• **PROBLEM**: Your response should contain each line of the data that includes "Type".

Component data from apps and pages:
§ §
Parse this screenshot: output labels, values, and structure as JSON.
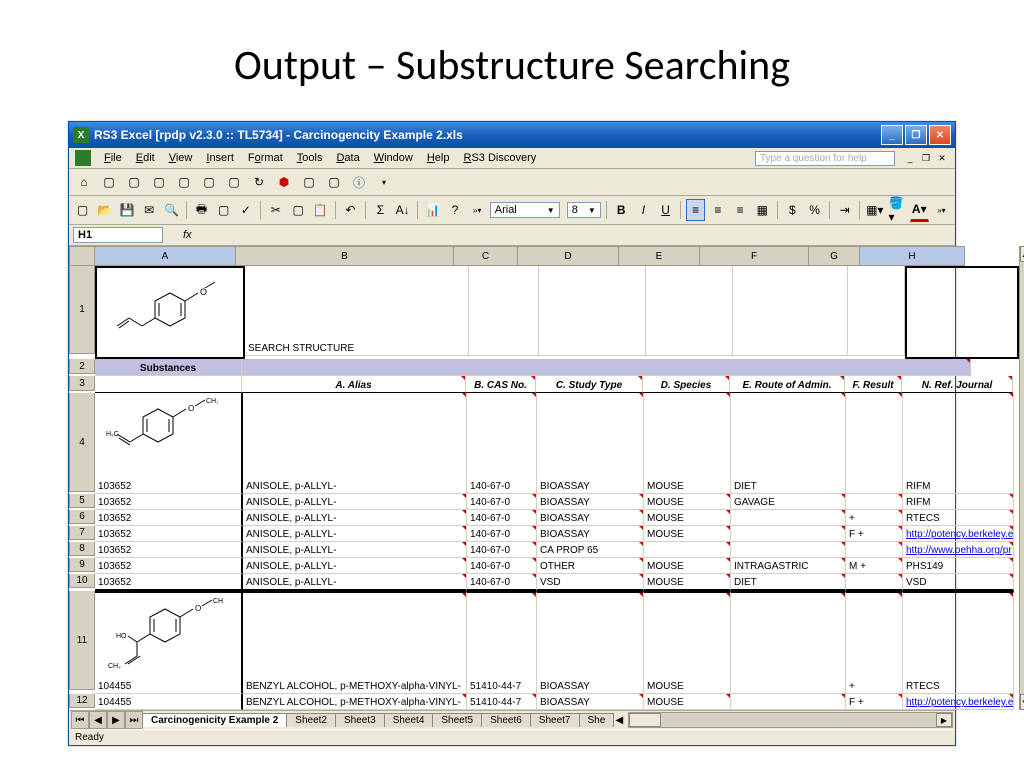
{
  "slide_title": "Output – Substructure Searching",
  "titlebar": "RS3 Excel [rpdp v2.3.0 :: TL5734] - Carcinogencity Example 2.xls",
  "menus": [
    "File",
    "Edit",
    "View",
    "Insert",
    "Format",
    "Tools",
    "Data",
    "Window",
    "Help",
    "RS3 Discovery"
  ],
  "help_placeholder": "Type a question for help",
  "font_name": "Arial",
  "font_size": "8",
  "namebox": "H1",
  "col_headers": [
    "A",
    "B",
    "C",
    "D",
    "E",
    "F",
    "G",
    "H"
  ],
  "row1_b": "SEARCH STRUCTURE",
  "row2_a": "Substances",
  "headers3": {
    "b": "A. Alias",
    "c": "B. CAS No.",
    "d": "C. Study Type",
    "e": "D. Species",
    "f": "E. Route of Admin.",
    "g": "F. Result",
    "h": "N. Ref. Journal"
  },
  "rows": [
    {
      "n": "4",
      "a": "103652",
      "b": "ANISOLE, p-ALLYL-",
      "c": "140-67-0",
      "d": "BIOASSAY",
      "e": "MOUSE",
      "f": "DIET",
      "g": "",
      "h": "RIFM"
    },
    {
      "n": "5",
      "a": "103652",
      "b": "ANISOLE, p-ALLYL-",
      "c": "140-67-0",
      "d": "BIOASSAY",
      "e": "MOUSE",
      "f": "GAVAGE",
      "g": "",
      "h": "RIFM"
    },
    {
      "n": "6",
      "a": "103652",
      "b": "ANISOLE, p-ALLYL-",
      "c": "140-67-0",
      "d": "BIOASSAY",
      "e": "MOUSE",
      "f": "",
      "g": "+",
      "h": "RTECS"
    },
    {
      "n": "7",
      "a": "103652",
      "b": "ANISOLE, p-ALLYL-",
      "c": "140-67-0",
      "d": "BIOASSAY",
      "e": "MOUSE",
      "f": "",
      "g": "F +",
      "h": "http://potency.berkeley.e",
      "link": true
    },
    {
      "n": "8",
      "a": "103652",
      "b": "ANISOLE, p-ALLYL-",
      "c": "140-67-0",
      "d": "CA PROP 65",
      "e": "",
      "f": "",
      "g": "",
      "h": "http://www.oehha.org/pr",
      "link": true
    },
    {
      "n": "9",
      "a": "103652",
      "b": "ANISOLE, p-ALLYL-",
      "c": "140-67-0",
      "d": "OTHER",
      "e": "MOUSE",
      "f": "INTRAGASTRIC",
      "g": "M +",
      "h": "PHS149"
    },
    {
      "n": "10",
      "a": "103652",
      "b": "ANISOLE, p-ALLYL-",
      "c": "140-67-0",
      "d": "VSD",
      "e": "MOUSE",
      "f": "DIET",
      "g": "",
      "h": "VSD"
    }
  ],
  "rows2": [
    {
      "n": "11",
      "a": "104455",
      "b": "BENZYL ALCOHOL, p-METHOXY-alpha-VINYL-",
      "c": "51410-44-7",
      "d": "BIOASSAY",
      "e": "MOUSE",
      "f": "",
      "g": "+",
      "h": "RTECS"
    },
    {
      "n": "12",
      "a": "104455",
      "b": "BENZYL ALCOHOL, p-METHOXY-alpha-VINYL-",
      "c": "51410-44-7",
      "d": "BIOASSAY",
      "e": "MOUSE",
      "f": "",
      "g": "F +",
      "h": "http://potency.berkeley.e",
      "link": true
    }
  ],
  "tabs": [
    "Carcinogenicity Example 2",
    "Sheet2",
    "Sheet3",
    "Sheet4",
    "Sheet5",
    "Sheet6",
    "Sheet7",
    "She"
  ],
  "status": "Ready"
}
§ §
• **YOUR RESPONSE**:
  "help_placeholder": "Type a question for help",
    "d": "C. Study Type",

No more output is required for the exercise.